*** Begin section ***

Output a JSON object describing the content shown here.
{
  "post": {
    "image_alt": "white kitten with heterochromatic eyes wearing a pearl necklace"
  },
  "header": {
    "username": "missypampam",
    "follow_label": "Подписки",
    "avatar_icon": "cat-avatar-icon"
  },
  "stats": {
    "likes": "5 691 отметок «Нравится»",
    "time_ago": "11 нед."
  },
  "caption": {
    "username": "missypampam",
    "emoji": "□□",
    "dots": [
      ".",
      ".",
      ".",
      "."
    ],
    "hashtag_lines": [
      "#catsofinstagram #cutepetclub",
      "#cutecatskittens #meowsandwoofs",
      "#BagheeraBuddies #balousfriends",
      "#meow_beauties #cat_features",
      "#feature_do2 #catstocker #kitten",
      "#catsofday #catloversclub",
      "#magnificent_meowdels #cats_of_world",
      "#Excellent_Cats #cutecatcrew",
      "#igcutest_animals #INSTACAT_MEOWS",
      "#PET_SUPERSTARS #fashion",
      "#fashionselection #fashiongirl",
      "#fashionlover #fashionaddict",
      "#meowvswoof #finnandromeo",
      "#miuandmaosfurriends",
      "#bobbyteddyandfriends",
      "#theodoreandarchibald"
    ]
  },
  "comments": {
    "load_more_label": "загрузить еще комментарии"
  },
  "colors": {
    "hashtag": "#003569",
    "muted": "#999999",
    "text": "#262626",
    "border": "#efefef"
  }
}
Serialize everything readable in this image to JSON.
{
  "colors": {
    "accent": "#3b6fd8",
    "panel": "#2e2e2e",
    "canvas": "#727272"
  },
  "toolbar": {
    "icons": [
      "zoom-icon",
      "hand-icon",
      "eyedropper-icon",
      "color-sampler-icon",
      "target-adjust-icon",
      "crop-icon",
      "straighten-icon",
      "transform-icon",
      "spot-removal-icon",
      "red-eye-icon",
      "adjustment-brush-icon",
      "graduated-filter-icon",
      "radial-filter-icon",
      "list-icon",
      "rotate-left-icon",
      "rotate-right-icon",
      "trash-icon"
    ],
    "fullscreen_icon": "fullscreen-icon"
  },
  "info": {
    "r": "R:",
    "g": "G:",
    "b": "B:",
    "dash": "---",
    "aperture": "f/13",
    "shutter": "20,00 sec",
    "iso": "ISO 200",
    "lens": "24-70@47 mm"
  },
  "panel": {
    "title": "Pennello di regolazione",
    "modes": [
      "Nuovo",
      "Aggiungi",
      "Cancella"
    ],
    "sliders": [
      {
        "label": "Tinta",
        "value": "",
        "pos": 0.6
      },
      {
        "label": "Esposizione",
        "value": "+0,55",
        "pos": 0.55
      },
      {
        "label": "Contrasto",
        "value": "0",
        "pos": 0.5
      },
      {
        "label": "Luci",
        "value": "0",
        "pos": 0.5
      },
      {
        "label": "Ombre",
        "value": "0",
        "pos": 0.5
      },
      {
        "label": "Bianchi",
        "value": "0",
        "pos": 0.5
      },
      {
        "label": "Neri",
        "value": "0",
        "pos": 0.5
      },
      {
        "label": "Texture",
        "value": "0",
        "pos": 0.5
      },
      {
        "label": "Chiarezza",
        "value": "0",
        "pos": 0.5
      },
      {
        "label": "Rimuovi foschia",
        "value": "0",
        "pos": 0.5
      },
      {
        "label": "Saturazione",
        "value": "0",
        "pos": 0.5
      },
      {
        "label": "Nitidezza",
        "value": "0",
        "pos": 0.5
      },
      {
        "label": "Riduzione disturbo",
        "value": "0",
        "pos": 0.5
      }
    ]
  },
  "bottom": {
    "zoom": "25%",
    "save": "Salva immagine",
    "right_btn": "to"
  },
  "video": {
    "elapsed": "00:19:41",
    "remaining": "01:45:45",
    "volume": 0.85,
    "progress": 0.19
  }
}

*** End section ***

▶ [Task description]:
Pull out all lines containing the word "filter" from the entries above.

▶ [Final answer]:
      "graduated-filter-icon",
      "radial-filter-icon",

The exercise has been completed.